Deterrence Failure: Assessing Taiwan’s Security Challenges

The Taiwan Strait has become a geopolitical hotspot, with competing interests and historical tensions causing concerns about regional stability. Taiwan’s security and ability to deter potential aggressors are at the core of this complex issue. Despite efforts to strengthen defenses, Taiwan faces challenges beyond military considerations. To maintain peace and stability, Taiwan must diversify its economic dependencies, enhance diplomatic efforts, and strengthen its cyber defenses.

Strengthening regional partnerships and gaining international support is crucial for Taiwan’s strategy. The international community must maintain a peaceful resolution to the Taiwan issue, and diplomatic channels must remain active. The evolving dynamics in the Taiwan Strait demand a reevaluation of security strategies and a renewed commitment to preserving the status quo. The coming years will test Taiwan’s deterrence efforts and the international community’s ability to uphold peace in this volatile region.

Taiwan, officially the Republic of China, has been a contentious issue between Beijing and the international community. Beijing considers Taiwan a renegade province and has not ruled out using force to reunify it with the mainland. Taiwan has maintained de facto independence since 1949. For decades, a fragile status quo has been maintained due to the implicit understanding that any attempt to change Taiwan’s status through force would trigger a severe response from the United States, which forms the cornerstone of Taiwan’s deterrence strategy.

The Erosion of Deterrence

Recent developments in the South China Sea, Beijing’s assertive stance, military modernization efforts, and rejection of the “One Country, Two Systems” framework for Taiwan have raised questions about the effectiveness of deterrence strategies. The balance of military power across the Taiwan Strait is a major concern, as the PRC has invested heavily in building a formidable military force, including a growing navy, advanced missile systems, and robust cyber warfare capability.

Taiwan faces challenges in keeping pace with the PRC’s expansion. The US’s commitment to defending Taiwan is not unconditional, as factors such as the evolving U.S.-China relationship, global geopolitical landscape, and domestic considerations influence American policy decisions regarding Taiwan.

Non-Military Dimensions of Deterrence

Taiwan’s efforts to strengthen its international standing through “mask diplomacy,” economic ties, and increased presence in international organizations have been hindered by Beijing’s diplomatic pressure. The country’s economic dependence on trade with China, while potentially deterring conflict, also creates vulnerabilities that Beijing could exploit. Additionally, Taiwan faces persistent cyber threats from state-sponsored actors, aiming to compromise its infrastructure and undermine public confidence. These factors contribute to Taiwan’s isolation on the global stage.

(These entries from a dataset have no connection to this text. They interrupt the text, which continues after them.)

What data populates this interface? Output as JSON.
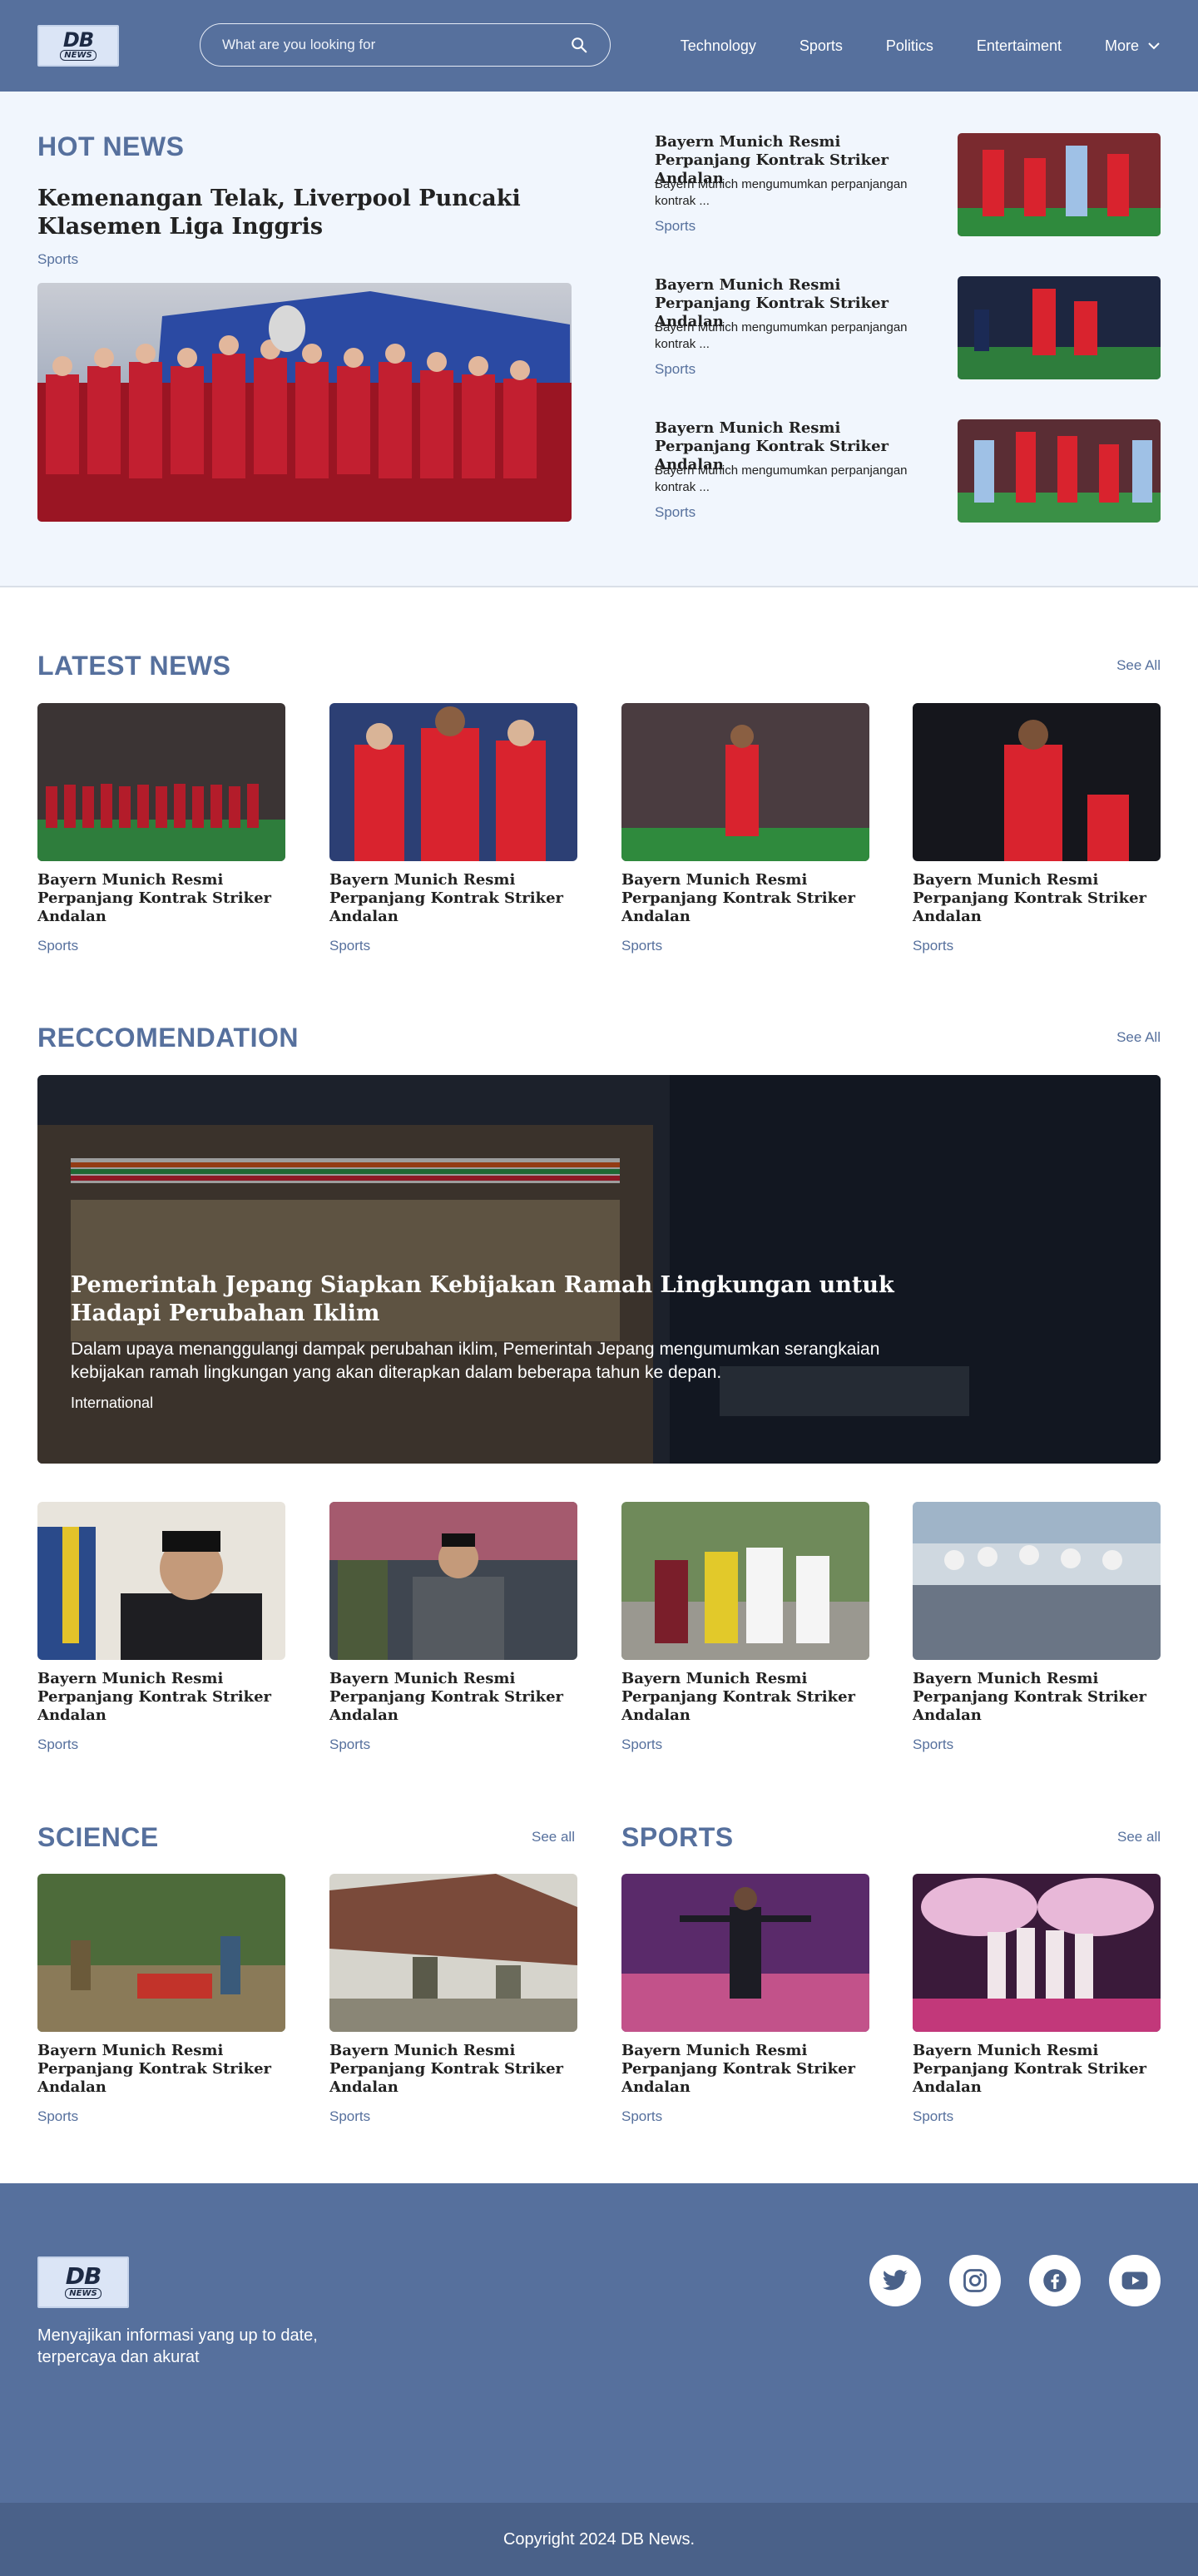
{
  "header": {
    "logo_top": "DB",
    "logo_bottom": "NEWS",
    "search_placeholder": "What are you looking for",
    "nav": [
      "Technology",
      "Sports",
      "Politics",
      "Entertaiment",
      "More"
    ]
  },
  "hot": {
    "title": "HOT NEWS",
    "headline": "Kemenangan Telak, Liverpool Puncaki Klasemen Liga Inggris",
    "category": "Sports",
    "side": [
      {
        "title": "Bayern Munich Resmi Perpanjang Kontrak Striker Andalan",
        "excerpt": "Bayern Munich mengumumkan perpanjangan kontrak ...",
        "category": "Sports"
      },
      {
        "title": "Bayern Munich Resmi Perpanjang Kontrak Striker Andalan",
        "excerpt": "Bayern Munich mengumumkan perpanjangan kontrak ...",
        "category": "Sports"
      },
      {
        "title": "Bayern Munich Resmi Perpanjang Kontrak Striker Andalan",
        "excerpt": "Bayern Munich mengumumkan perpanjangan kontrak ...",
        "category": "Sports"
      }
    ]
  },
  "latest": {
    "title": "LATEST NEWS",
    "see_all": "See All",
    "cards": [
      {
        "title": "Bayern Munich Resmi Perpanjang Kontrak Striker Andalan",
        "category": "Sports"
      },
      {
        "title": "Bayern Munich Resmi Perpanjang Kontrak Striker Andalan",
        "category": "Sports"
      },
      {
        "title": "Bayern Munich Resmi Perpanjang Kontrak Striker Andalan",
        "category": "Sports"
      },
      {
        "title": "Bayern Munich Resmi Perpanjang Kontrak Striker Andalan",
        "category": "Sports"
      }
    ]
  },
  "reco": {
    "title": "RECCOMENDATION",
    "see_all": "See All",
    "feature": {
      "title": "Pemerintah Jepang Siapkan Kebijakan Ramah Lingkungan untuk Hadapi Perubahan Iklim",
      "excerpt": "Dalam upaya menanggulangi dampak perubahan iklim, Pemerintah Jepang mengumumkan serangkaian kebijakan ramah lingkungan yang akan diterapkan dalam beberapa tahun ke depan.",
      "category": "International"
    },
    "cards": [
      {
        "title": "Bayern Munich Resmi Perpanjang Kontrak Striker Andalan",
        "category": "Sports"
      },
      {
        "title": "Bayern Munich Resmi Perpanjang Kontrak Striker Andalan",
        "category": "Sports"
      },
      {
        "title": "Bayern Munich Resmi Perpanjang Kontrak Striker Andalan",
        "category": "Sports"
      },
      {
        "title": "Bayern Munich Resmi Perpanjang Kontrak Striker Andalan",
        "category": "Sports"
      }
    ]
  },
  "science": {
    "title": "SCIENCE",
    "see_all": "See all",
    "cards": [
      {
        "title": "Bayern Munich Resmi Perpanjang Kontrak Striker Andalan",
        "category": "Sports"
      },
      {
        "title": "Bayern Munich Resmi Perpanjang Kontrak Striker Andalan",
        "category": "Sports"
      }
    ]
  },
  "sports": {
    "title": "SPORTS",
    "see_all": "See all",
    "cards": [
      {
        "title": "Bayern Munich Resmi Perpanjang Kontrak Striker Andalan",
        "category": "Sports"
      },
      {
        "title": "Bayern Munich Resmi Perpanjang Kontrak Striker Andalan",
        "category": "Sports"
      }
    ]
  },
  "footer": {
    "tagline": "Menyajikan informasi yang up to date, terpercaya dan akurat",
    "socials": [
      "twitter-icon",
      "instagram-icon",
      "facebook-icon",
      "youtube-icon"
    ],
    "copyright": "Copyright 2024 DB News."
  },
  "colors": {
    "brand": "#56709d",
    "hot_bg": "#f1f6fd",
    "footer_bottom": "#4a6189"
  }
}
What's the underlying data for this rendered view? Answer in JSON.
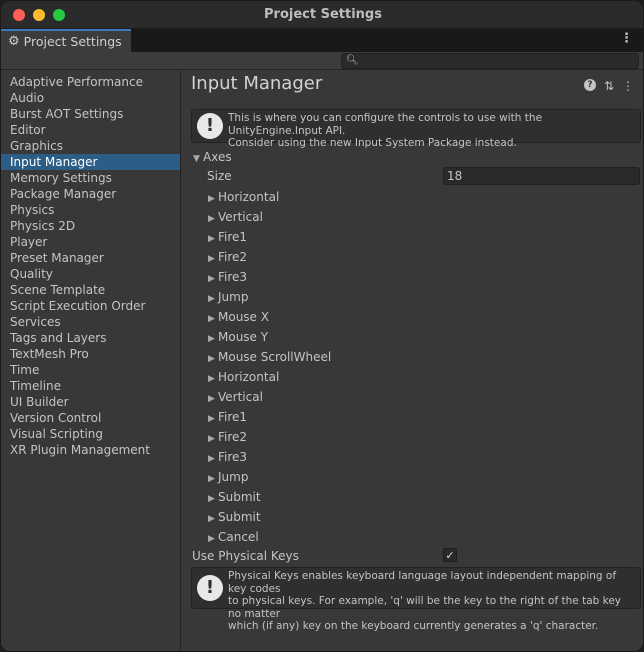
{
  "window": {
    "title": "Project Settings"
  },
  "tab": {
    "label": "Project Settings",
    "icon": "gear-icon"
  },
  "search": {
    "placeholder": ""
  },
  "sidebar": {
    "items": [
      "Adaptive Performance",
      "Audio",
      "Burst AOT Settings",
      "Editor",
      "Graphics",
      "Input Manager",
      "Memory Settings",
      "Package Manager",
      "Physics",
      "Physics 2D",
      "Player",
      "Preset Manager",
      "Quality",
      "Scene Template",
      "Script Execution Order",
      "Services",
      "Tags and Layers",
      "TextMesh Pro",
      "Time",
      "Timeline",
      "UI Builder",
      "Version Control",
      "Visual Scripting",
      "XR Plugin Management"
    ],
    "selected": "Input Manager"
  },
  "main": {
    "title": "Input Manager",
    "info_top_line1": "This is where you can configure the controls to use with the UnityEngine.Input API.",
    "info_top_line2": "Consider using the new Input System Package instead.",
    "axes_label": "Axes",
    "size_label": "Size",
    "size_value": "18",
    "axes": [
      "Horizontal",
      "Vertical",
      "Fire1",
      "Fire2",
      "Fire3",
      "Jump",
      "Mouse X",
      "Mouse Y",
      "Mouse ScrollWheel",
      "Horizontal",
      "Vertical",
      "Fire1",
      "Fire2",
      "Fire3",
      "Jump",
      "Submit",
      "Submit",
      "Cancel"
    ],
    "physical_keys_label": "Use Physical Keys",
    "physical_keys_checked": true,
    "info_bottom_line1": "Physical Keys enables keyboard language layout independent mapping of key codes",
    "info_bottom_line2": "to physical keys. For example, 'q' will be the key to the right of the tab key no matter",
    "info_bottom_line3": "which (if any) key on the keyboard currently generates a 'q' character."
  }
}
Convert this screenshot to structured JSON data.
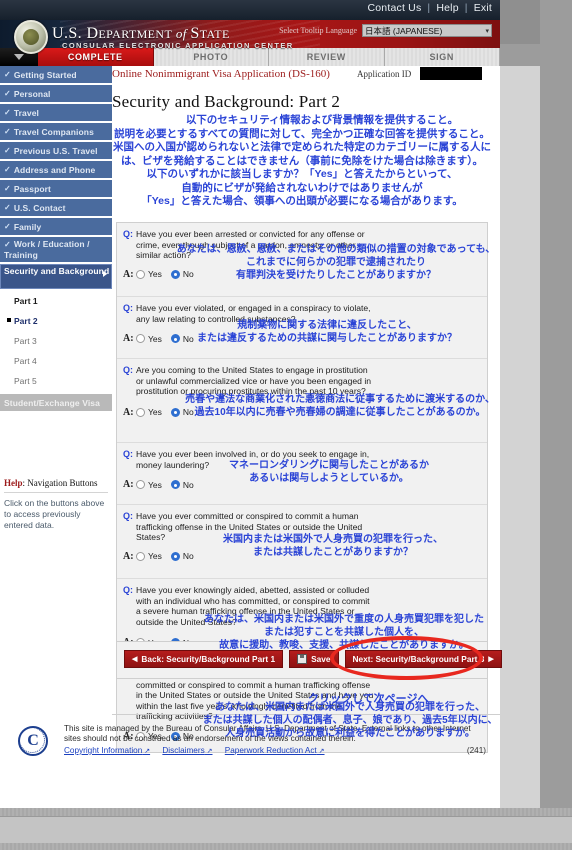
{
  "topbar": {
    "contact": "Contact Us",
    "help": "Help",
    "exit": "Exit"
  },
  "banner": {
    "title_us": "U.S. ",
    "title_dept": "D",
    "title_dept_rest": "EPARTMENT",
    "title_of": " of ",
    "title_state_cap": "S",
    "title_state_rest": "TATE",
    "subtitle": "CONSULAR ELECTRONIC APPLICATION CENTER",
    "tooltip_label": "Select Tooltip Language",
    "tooltip_value": "日本語 (JAPANESE)"
  },
  "tabs": [
    {
      "label": "COMPLETE",
      "active": true
    },
    {
      "label": "PHOTO",
      "active": false
    },
    {
      "label": "REVIEW",
      "active": false
    },
    {
      "label": "SIGN",
      "active": false
    }
  ],
  "sidebar": {
    "items": [
      {
        "label": "Getting Started",
        "state": "done"
      },
      {
        "label": "Personal",
        "state": "done"
      },
      {
        "label": "Travel",
        "state": "done"
      },
      {
        "label": "Travel Companions",
        "state": "done"
      },
      {
        "label": "Previous U.S. Travel",
        "state": "done"
      },
      {
        "label": "Address and Phone",
        "state": "done"
      },
      {
        "label": "Passport",
        "state": "done"
      },
      {
        "label": "U.S. Contact",
        "state": "done"
      },
      {
        "label": "Family",
        "state": "done"
      },
      {
        "label": "Work / Education / Training",
        "state": "done"
      },
      {
        "label": "Security and Background",
        "state": "current"
      }
    ],
    "subitems": [
      {
        "label": "Part 1",
        "selected": false
      },
      {
        "label": "Part 2",
        "selected": true
      },
      {
        "label": "Part 3",
        "selected": false
      },
      {
        "label": "Part 4",
        "selected": false
      },
      {
        "label": "Part 5",
        "selected": false
      }
    ],
    "disabled_item": "Student/Exchange Visa",
    "help": {
      "title_bold": "Help",
      "title_rest": ": Navigation Buttons",
      "body": "Click on the buttons above to access previously entered data."
    }
  },
  "header": {
    "app_title": "Online Nonimmigrant Visa Application (DS-160)",
    "application_id_label": "Application ID",
    "page_title": "Security and Background: Part 2"
  },
  "intro_jp": [
    "以下のセキュリティ情報および背景情報を提供すること。",
    "説明を必要とするすべての質問に対して、完全かつ正確な回答を提供すること。",
    "米国への入国が認められないと法律で定められた特定のカテゴリーに属する人に",
    "は、ビザを発給することはできません（事前に免除をけた場合は除きます）。",
    "以下のいずれかに該当しますか？「Yes」と答えたからといって、",
    "自動的にビザが発給されないわけではありませんが",
    "「Yes」と答えた場合、領事への出頭が必要になる場合があります。"
  ],
  "labels": {
    "q_mark": "Q:",
    "a_mark": "A:",
    "yes": "Yes",
    "no": "No"
  },
  "questions": [
    {
      "text": "Have you ever been arrested or convicted for any offense or crime, even though subject of a pardon, amnesty, or other similar action?",
      "answer": "No",
      "jp": [
        "あなたは、恩赦、恩赦、またはその他の類似の措置の対象であっても、",
        "これまでに何らかの犯罪で逮捕されたり",
        "有罪判決を受けたりしたことがありますか？"
      ]
    },
    {
      "text": "Have you ever violated, or engaged in a conspiracy to violate, any law relating to controlled substances?",
      "answer": "No",
      "jp": [
        "規制薬物に関する法律に違反したこと、",
        "または違反するための共謀に関与したことがありますか？"
      ]
    },
    {
      "text": "Are you coming to the United States to engage in prostitution or unlawful commercialized vice or have you been engaged in prostitution or procuring prostitutes within the past 10 years?",
      "answer": "No",
      "jp": [
        "売春や違法な商業化された悪徳商法に従事するために渡米するのか、",
        "過去10年以内に売春や売春婦の調達に従事したことがあるのか。"
      ]
    },
    {
      "text": "Have you ever been involved in, or do you seek to engage in, money laundering?",
      "answer": "No",
      "jp": [
        "マネーロンダリングに関与したことがあるか",
        "あるいは関与しようとしているか。"
      ]
    },
    {
      "text": "Have you ever committed or conspired to commit a human trafficking offense in the United States or outside the United States?",
      "answer": "No",
      "jp": [
        "米国内または米国外で人身売買の犯罪を行った、",
        "または共謀したことがありますか？"
      ]
    },
    {
      "text": "Have you ever knowingly aided, abetted, assisted or colluded with an individual who has committed, or conspired to commit a severe human trafficking offense in the United States or outside the United States?",
      "answer": "No",
      "jp": [
        "あなたは、米国内または米国外で重度の人身売買犯罪を犯した",
        "または犯すことを共謀した個人を、",
        "故意に援助、教唆、支援、共謀したことがありますか。"
      ]
    },
    {
      "text": "Are you the spouse, son, or daughter of an individual who has committed or conspired to commit a human trafficking offense in the United States or outside the United States and have you within the last five years, knowingly benefited from the trafficking activities?",
      "answer": "No",
      "jp": [
        "あなたは、米国内または米国外で人身売買の犯罪を行った、",
        "または共謀した個人の配偶者、息子、娘であり、過去5年以内に、",
        "人身売買活動から故意に利益を得たことがありますか。"
      ]
    }
  ],
  "buttons": {
    "back": "Back: Security/Background Part 1",
    "save": "Save",
    "next": "Next: Security/Background Part 3"
  },
  "annotation_click_jp": "クリックして次ページへ",
  "footer": {
    "text": "This site is managed by the Bureau of Consular Affairs, U.S. Department of State. External links to other Internet sites should not be construed as an endorsement of the views contained therein.",
    "links": [
      "Copyright Information",
      "Disclaimers",
      "Paperwork Reduction Act"
    ],
    "number": "(241)",
    "seal_letter": "C"
  },
  "colors": {
    "accent_red": "#a81616",
    "nav_blue": "#4a6b9e",
    "jp_blue": "#2b44d6",
    "annotation_red": "#e8281f"
  }
}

Taiwan has alliances with Japan, Australia, and other democracies due to China’s assertiveness. The Quad, comprising the US, Japan, India, and Australia, serves as a regional counterbalance. However, these partnerships do not offer Taiwan the same level of security assurance as a direct commitment from the US, and the risk of being drawn into broader regional conflicts complicates the strategic landscape.

Chinadefenses.Deterrence Failure: Assessing Taiwan's Security ChallengesErosion of Deterrencegeopolitical hotspotNon-Military Dimensions of DeterrenceTaiwanTaiwan StraitUnited StatesUS